Three free music events in Knoxville on Sunday are worth absorbing.
At 4 p.m., at the Alumni Auditorium at UT, the University of Tennessee Orchestra will perform Dmitri Shostakovich’s “Symphony No. 10 in E Minor,” Op. 93. If you can only make one of the three free events, I’d pick this one. Parking is free in the lot across from Neyland Stadium, close to Alumni Auditorium.
It’s the power of music to overcome despair. It was written in a period during which Joseph Stalin had it in for Shostakovich. But was smart enough to know that making Shostakovich “disappear” might backfire. So he did everything in his power to isolate the composer and take away Shostakovich’s ability to communicate to the Russian people through the voice of music.
There are some parallels there about certain things in our own slice of time that readers are free to draw for themselves.
Stalin did succeed in so severely criticizing the 29-year-old Shostakovich’s opera, “Lady Macbeth of the Mtsensk District,” after attending a performance in January 1936, that not only did the opera disappear overnight in Russia during enormous success, Shostakovich became a social pariah that people would cross the street to avoid out of fear of association.
Shostakovich struggled for the next 17 years, until Stalin’s death in March 1953, to survive emotionally and maintain his artistic integrity.
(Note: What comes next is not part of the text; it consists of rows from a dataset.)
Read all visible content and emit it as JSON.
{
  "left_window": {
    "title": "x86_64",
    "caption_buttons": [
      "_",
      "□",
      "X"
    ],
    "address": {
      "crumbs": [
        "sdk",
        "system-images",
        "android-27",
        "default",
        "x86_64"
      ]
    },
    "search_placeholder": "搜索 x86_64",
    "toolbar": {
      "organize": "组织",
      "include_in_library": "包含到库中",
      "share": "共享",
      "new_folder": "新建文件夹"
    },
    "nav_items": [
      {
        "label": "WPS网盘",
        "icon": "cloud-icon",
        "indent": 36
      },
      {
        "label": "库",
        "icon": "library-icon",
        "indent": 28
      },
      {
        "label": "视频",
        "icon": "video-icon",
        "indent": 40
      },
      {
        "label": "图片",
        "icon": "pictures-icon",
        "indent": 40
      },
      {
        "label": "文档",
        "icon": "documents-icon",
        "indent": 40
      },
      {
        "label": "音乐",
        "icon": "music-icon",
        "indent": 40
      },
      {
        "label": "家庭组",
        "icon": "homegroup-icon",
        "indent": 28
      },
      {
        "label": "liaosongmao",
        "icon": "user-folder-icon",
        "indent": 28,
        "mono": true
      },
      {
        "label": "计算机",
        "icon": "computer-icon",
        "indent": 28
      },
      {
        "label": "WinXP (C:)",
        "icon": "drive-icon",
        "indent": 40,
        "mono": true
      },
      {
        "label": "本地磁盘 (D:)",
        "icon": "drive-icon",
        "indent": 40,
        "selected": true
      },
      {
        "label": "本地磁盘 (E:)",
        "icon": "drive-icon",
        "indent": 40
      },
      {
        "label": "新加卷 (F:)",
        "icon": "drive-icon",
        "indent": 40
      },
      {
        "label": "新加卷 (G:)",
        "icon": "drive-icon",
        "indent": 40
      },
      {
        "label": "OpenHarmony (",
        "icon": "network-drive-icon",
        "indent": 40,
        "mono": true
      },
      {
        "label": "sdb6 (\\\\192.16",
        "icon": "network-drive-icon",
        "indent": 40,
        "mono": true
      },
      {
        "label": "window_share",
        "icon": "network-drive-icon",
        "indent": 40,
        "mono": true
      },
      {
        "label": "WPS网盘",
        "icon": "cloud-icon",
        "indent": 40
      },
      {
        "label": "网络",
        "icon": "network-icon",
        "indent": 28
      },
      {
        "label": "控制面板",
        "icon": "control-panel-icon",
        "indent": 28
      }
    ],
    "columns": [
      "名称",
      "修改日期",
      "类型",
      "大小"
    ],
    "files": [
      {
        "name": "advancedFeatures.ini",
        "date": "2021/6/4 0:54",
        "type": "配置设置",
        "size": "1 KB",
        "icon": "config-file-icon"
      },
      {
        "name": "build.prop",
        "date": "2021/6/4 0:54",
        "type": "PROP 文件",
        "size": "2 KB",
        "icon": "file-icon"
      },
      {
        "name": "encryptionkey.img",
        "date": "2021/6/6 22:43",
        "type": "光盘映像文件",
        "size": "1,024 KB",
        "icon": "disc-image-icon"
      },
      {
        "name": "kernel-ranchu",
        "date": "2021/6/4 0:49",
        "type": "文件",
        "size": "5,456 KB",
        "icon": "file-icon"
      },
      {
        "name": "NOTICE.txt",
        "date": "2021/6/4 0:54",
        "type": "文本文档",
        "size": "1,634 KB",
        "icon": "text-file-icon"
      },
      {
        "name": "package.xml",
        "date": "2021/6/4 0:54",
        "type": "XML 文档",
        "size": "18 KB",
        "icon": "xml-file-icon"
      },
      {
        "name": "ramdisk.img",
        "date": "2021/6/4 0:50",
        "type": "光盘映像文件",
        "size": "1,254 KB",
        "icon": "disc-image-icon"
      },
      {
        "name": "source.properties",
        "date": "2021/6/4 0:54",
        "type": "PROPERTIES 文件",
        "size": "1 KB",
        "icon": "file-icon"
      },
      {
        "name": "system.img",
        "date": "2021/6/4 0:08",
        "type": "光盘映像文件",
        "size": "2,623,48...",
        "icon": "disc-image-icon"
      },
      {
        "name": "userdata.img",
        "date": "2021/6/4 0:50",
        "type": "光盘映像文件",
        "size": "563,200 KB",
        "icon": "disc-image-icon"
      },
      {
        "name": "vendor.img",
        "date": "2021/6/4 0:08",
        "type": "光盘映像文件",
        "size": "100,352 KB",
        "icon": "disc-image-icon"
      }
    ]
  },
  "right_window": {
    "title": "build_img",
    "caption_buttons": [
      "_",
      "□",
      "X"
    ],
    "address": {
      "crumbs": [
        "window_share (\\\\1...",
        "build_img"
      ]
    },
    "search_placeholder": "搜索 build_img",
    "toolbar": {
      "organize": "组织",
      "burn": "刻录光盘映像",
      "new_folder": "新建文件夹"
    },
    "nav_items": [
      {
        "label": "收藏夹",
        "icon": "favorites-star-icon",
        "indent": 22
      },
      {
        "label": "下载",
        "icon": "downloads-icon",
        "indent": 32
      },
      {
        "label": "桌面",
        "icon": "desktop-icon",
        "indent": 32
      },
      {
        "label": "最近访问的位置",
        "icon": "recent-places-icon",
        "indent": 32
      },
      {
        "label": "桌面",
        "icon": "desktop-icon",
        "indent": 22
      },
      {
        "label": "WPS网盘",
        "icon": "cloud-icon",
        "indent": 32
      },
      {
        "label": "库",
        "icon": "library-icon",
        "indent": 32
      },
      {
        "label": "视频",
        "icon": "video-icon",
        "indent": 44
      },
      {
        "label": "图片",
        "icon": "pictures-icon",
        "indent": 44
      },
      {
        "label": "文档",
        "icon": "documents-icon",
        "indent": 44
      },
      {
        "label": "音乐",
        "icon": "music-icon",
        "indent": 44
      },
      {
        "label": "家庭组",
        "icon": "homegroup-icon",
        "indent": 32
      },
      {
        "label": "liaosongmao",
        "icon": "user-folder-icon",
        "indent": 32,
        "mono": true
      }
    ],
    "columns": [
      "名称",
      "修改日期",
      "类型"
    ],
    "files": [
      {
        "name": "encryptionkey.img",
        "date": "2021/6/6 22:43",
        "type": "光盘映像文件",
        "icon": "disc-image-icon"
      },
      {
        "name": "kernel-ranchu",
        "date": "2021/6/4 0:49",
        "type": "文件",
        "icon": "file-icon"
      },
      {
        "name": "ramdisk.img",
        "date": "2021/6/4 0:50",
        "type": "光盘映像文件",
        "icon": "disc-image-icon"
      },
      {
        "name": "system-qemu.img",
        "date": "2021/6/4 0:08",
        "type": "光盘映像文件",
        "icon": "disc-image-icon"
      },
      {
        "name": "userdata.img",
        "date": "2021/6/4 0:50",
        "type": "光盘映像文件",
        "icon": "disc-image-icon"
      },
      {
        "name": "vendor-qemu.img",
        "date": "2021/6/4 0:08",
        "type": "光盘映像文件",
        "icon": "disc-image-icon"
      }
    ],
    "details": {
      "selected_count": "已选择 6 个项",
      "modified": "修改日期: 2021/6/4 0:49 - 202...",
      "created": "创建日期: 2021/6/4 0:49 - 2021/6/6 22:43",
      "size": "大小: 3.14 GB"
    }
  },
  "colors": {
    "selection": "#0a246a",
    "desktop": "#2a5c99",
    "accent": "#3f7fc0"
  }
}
“Symphony No. 10 premiered in December 1953. He had worked on it in secret. The symphony has been described as “48 minutes of tragedy, despair, terror and violence and two minutes of triumph.” The entire piece is a response to Stalin’s brutality. The second movement is specifically a portrait of Stalin himself.
This isn’t “good time music.” But it is music that should be experienced to understand the power of art, whether it’s music, visual art or theater.
At 5 p.m., the Knoxville Opera Gospel Choir opens its 9th season with a concert at Overcoming Believers Church, 120 S. Bell Street.
“We are the only opera company in the world that has its own Gospel Choir and we are proud to present our eclectic repertoire featuring outstanding local and visiting guest artists,” said choir conductor Jeanie Turner Melton.
The concert will feature gospel music, spirituals and opera aria highlights.
Melton is not a push-over choir director. If you don’t put in the work, you don’t sing for her. The choir has a demanding 12-rehearsal schedule to prepare for their concert season.
At 6:30 p.m., at St. John’s Cathedral, 413 Cumberland Ave., downtown, Inversion Vocal Ensemble will present another eclectic music concert. Comprised of classically-trained students and alumni of several universities: Tennessee State, Oakwood, Morgan State and Vanderbilt; and Morehouse and Westminster Choir Colleges, the ensemble performs music that covers the genres of classical, gospel, jazz and inspirational music, often in their own unique arrangements.